"""
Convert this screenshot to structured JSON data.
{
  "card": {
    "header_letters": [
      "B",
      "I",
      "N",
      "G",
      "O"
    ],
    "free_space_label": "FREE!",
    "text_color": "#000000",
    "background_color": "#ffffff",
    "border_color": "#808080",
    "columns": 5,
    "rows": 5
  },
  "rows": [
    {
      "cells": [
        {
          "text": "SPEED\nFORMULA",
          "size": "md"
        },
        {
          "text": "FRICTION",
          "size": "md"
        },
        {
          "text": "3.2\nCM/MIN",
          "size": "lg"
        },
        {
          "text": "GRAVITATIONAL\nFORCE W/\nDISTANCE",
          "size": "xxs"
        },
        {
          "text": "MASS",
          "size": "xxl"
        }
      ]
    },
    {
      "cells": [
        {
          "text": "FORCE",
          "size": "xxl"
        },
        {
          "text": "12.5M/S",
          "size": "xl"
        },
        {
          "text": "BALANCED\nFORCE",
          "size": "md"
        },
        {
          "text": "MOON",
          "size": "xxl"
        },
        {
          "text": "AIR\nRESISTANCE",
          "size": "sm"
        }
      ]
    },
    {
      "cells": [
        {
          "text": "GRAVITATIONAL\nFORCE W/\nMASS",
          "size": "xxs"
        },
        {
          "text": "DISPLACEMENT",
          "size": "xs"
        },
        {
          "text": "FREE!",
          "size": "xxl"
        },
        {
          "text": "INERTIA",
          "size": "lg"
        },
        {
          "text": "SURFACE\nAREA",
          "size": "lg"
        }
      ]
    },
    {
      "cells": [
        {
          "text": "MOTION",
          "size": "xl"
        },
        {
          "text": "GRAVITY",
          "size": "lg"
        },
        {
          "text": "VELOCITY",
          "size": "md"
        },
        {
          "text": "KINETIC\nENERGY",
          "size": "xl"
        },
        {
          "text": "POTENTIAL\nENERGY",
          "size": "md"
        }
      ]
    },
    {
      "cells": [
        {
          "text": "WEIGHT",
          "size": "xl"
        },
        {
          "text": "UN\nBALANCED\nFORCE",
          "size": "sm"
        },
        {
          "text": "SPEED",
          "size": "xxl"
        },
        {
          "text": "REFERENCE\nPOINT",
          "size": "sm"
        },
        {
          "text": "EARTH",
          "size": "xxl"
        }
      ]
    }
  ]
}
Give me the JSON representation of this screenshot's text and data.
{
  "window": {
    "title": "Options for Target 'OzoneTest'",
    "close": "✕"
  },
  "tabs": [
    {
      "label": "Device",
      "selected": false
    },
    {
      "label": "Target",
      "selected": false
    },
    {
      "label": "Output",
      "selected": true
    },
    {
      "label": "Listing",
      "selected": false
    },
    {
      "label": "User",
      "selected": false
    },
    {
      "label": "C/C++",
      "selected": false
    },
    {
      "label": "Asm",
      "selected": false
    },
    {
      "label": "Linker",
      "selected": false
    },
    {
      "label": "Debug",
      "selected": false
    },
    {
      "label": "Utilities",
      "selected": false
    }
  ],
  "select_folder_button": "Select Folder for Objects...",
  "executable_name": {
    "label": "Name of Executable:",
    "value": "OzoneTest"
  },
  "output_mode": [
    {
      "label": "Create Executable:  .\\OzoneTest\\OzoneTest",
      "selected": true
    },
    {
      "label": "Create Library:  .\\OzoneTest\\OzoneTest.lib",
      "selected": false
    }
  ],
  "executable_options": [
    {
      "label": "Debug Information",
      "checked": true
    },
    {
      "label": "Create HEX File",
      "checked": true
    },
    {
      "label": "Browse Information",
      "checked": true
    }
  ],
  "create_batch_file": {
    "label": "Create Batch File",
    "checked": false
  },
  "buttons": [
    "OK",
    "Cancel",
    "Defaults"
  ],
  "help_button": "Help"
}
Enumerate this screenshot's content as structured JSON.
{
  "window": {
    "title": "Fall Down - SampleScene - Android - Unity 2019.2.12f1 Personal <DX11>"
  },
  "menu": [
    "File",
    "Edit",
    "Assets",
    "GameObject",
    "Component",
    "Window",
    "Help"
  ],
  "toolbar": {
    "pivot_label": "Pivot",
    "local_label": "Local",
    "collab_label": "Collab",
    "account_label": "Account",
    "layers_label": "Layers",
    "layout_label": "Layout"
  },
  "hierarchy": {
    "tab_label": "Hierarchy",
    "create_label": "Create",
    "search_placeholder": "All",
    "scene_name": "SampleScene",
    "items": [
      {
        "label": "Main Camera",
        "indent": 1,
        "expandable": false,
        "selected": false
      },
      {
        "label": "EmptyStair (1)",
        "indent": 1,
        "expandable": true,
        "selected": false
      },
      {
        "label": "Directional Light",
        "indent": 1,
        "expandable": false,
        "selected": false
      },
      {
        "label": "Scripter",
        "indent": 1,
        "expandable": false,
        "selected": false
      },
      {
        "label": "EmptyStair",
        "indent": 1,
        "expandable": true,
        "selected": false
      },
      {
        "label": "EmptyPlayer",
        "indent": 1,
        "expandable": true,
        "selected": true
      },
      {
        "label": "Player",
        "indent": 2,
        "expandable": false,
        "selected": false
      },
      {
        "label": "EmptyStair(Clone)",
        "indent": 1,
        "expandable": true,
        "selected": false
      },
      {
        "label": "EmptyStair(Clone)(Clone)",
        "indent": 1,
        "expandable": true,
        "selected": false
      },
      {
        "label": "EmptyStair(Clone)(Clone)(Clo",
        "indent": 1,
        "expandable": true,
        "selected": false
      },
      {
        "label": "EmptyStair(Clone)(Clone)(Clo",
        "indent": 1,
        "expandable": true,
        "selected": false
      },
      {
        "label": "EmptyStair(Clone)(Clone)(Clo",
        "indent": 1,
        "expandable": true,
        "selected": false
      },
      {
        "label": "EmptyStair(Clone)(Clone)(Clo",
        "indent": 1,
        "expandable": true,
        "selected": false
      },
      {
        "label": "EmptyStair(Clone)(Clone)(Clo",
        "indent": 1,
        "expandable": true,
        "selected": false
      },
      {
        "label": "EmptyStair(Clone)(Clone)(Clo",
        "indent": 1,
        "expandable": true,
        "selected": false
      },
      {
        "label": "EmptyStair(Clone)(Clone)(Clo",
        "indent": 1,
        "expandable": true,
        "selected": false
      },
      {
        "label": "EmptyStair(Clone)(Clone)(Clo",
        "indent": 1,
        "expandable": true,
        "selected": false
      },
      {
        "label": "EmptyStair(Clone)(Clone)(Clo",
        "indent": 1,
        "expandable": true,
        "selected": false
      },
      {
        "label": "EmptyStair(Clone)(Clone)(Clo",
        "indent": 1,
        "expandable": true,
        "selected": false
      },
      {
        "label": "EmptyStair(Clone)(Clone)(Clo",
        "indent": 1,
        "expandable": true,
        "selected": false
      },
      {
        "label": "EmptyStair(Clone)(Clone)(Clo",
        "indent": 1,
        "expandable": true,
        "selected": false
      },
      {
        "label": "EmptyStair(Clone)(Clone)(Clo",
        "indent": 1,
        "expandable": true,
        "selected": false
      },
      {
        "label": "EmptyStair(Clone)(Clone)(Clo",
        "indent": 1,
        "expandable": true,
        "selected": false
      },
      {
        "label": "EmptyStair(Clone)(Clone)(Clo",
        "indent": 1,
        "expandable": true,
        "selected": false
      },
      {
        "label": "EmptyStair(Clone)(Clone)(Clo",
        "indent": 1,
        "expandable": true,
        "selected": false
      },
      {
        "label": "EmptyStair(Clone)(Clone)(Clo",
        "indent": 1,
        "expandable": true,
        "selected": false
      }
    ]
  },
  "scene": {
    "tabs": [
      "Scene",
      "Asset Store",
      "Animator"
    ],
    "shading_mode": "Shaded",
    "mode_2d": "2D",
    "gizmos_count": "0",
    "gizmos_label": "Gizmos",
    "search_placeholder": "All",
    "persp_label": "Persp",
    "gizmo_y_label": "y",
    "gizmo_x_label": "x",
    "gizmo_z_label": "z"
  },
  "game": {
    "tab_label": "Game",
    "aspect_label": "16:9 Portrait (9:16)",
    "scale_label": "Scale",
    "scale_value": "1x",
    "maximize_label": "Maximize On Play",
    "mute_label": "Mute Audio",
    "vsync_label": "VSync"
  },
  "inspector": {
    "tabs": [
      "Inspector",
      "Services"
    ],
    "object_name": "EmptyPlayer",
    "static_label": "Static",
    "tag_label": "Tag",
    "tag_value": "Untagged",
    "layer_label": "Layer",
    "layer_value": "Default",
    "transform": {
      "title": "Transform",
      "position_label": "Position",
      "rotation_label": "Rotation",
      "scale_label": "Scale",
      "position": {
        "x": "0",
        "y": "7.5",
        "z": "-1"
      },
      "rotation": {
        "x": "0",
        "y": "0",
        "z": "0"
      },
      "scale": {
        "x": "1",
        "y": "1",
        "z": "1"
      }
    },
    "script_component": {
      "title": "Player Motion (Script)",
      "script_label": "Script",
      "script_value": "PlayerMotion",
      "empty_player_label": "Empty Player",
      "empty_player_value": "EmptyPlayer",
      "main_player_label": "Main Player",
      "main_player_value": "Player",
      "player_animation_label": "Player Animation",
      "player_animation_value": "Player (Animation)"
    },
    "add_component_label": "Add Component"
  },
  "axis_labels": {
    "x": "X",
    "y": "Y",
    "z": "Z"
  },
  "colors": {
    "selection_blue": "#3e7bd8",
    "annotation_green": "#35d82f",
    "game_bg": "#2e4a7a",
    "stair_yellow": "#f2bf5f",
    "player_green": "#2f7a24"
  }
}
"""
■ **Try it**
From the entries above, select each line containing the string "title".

■ **Solution to the exercise**
    "title": "Options for Target 'OzoneTest'",
    "title": "Fall Down - SampleScene - Android - Unity 2019.2.12f1 Personal <DX11>"
      "title": "Transform",
      "title": "Player Motion (Script)",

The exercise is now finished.